Even more, people are often really bad at asking questions. Firstly, they don't ask enough questions. Secondly, they haven't learned the art of asking powerful questions-- the one's that lead to epiphany, breakthrough, and re-direction.
According to Dave Will, the founder of PropFuel, which is an employee and customer feedback platform, people often pretend to know what they're talking about. They want to look smart and confident.
Which is actually the worst thing they could do. Research has found that people who don't ask questions in attempts of looking smart are actually viewed as less smart to other people. Put more directly, when you ask thoughtful and genuinely interested questions, people don't think you're dumb. Rather, they think you're really smart!
They think you're smart for a few reasons:
- People who ask questions are generally more humble
- When you ask people questions, you demonstrate that you respect them
- When people feel respected and heard, they like you more
- The connection between the two of you becomes better
- You'll be able to engage in more meaningful dialogue
- You'll be able to get clarity, rather than pretending to have clarity and having a pseudo-relationship
If You Don't Ask Questions, You're Not Curious

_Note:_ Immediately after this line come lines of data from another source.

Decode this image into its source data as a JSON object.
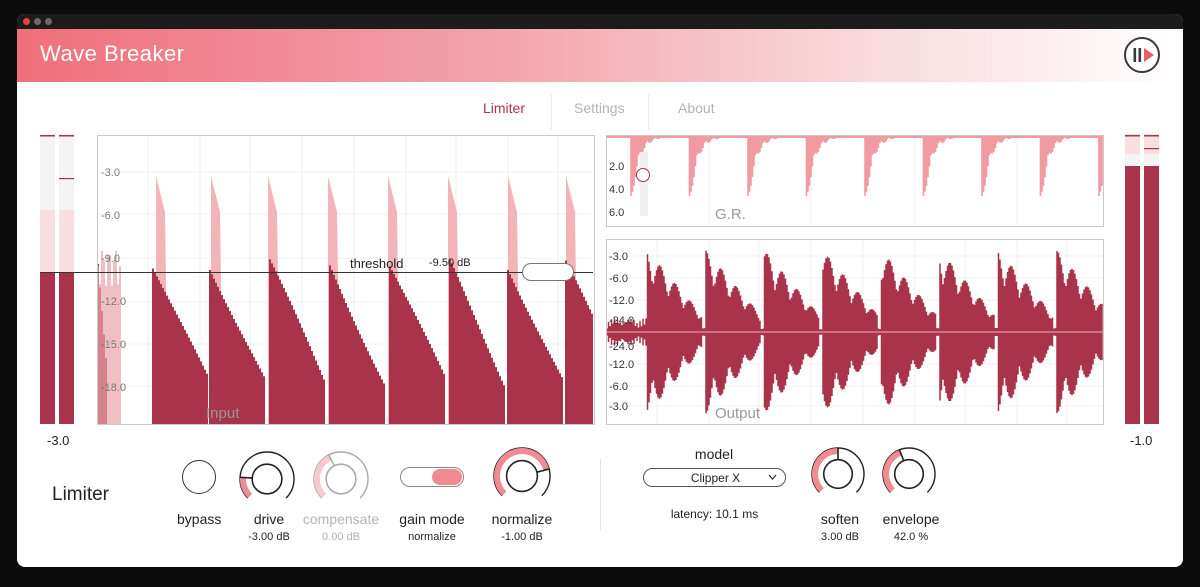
{
  "app": {
    "title": "Wave Breaker"
  },
  "tabs": [
    {
      "label": "Limiter",
      "active": true
    },
    {
      "label": "Settings",
      "active": false
    },
    {
      "label": "About",
      "active": false
    }
  ],
  "colors": {
    "accent": "#a8334a",
    "accent_light": "#f08a93",
    "pink_bg": "#f7e4e6",
    "inactive_text": "#b3b3b3"
  },
  "input_meter": {
    "value": "-3.0"
  },
  "output_meter": {
    "value": "-1.0"
  },
  "input_graph": {
    "ticks": [
      "-3.0",
      "-6.0",
      "-9.0",
      "-12.0",
      "-15.0",
      "-18.0"
    ],
    "label": "Input",
    "threshold_label": "threshold",
    "threshold_value": "-9.50 dB"
  },
  "gr_graph": {
    "ticks": [
      "2.0",
      "4.0",
      "6.0"
    ],
    "label": "G.R."
  },
  "output_graph": {
    "ticks": [
      "-3.0",
      "-6.0",
      "-12.0",
      "-24.0",
      "-24.0",
      "-12.0",
      "-6.0",
      "-3.0"
    ],
    "label": "Output"
  },
  "section": {
    "title": "Limiter"
  },
  "controls": {
    "bypass": {
      "label": "bypass"
    },
    "drive": {
      "label": "drive",
      "value": "-3.00 dB",
      "level": 0.18
    },
    "compensate": {
      "label": "compensate",
      "value": "0.00 dB",
      "level": 0.4
    },
    "gain_mode": {
      "label": "gain mode",
      "value": "normalize"
    },
    "normalize": {
      "label": "normalize",
      "value": "-1.00 dB",
      "level": 0.78
    },
    "model": {
      "label": "model",
      "selected": "Clipper X"
    },
    "latency": {
      "text": "latency: 10.1 ms"
    },
    "soften": {
      "label": "soften",
      "value": "3.00 dB",
      "level": 0.5
    },
    "envelope": {
      "label": "envelope",
      "value": "42.0 %",
      "level": 0.42
    }
  }
}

According to Will, the most engaged companies and employees promote lots of questions. In fact, questions are a lot better to have than answers.
Questions show leaders that an employee is truly curious about what they're doing.
Will also recommends that at the end of the day, all employees and leaders should ask themselves: What did I learn today?
If you didn't learn, it's because you weren't asking questions. Plain and simple.
The 3 Biggest Consequences To Not Asking Questions
According to Will, there are 3 huge consequences to not asking questions relentlessly:
- You're relying on past experience, which according to Paul Arden, is "arrogant."
- You're likely stagnating and not growing.
- You're probably not going the right direction, because like airplanes, going in the right direction requires constant course corrections.
When you start asking targeted questions, you get much closer to the vivid vision. You get clarity.
People who only talk about themselves aren't respected long-term.
Make other people feel valuable. Ask them questions. Not only will you learn a lot more, but again, you'll develop much deeper and more authentic relationships.
Finally, Will explains that the more risky the questions, the more valuable. The greater the opportunity for return. For example, if you're doing a podcast and you ask generic questions, you'll get generic answers. If you ask risky questions, it might come back to haunt you. But if you do it in the right way, you can get the more rich and beautiful information and dialogue and insight.
Some Questions For You To Consider
Are you asking enough questions?
Are you getting clarity?
Are you going in the right direction?
Are your relationships deep and authentic?
Are you getting rich and beautiful dialogue and insight? Or are all of your conversations still about you?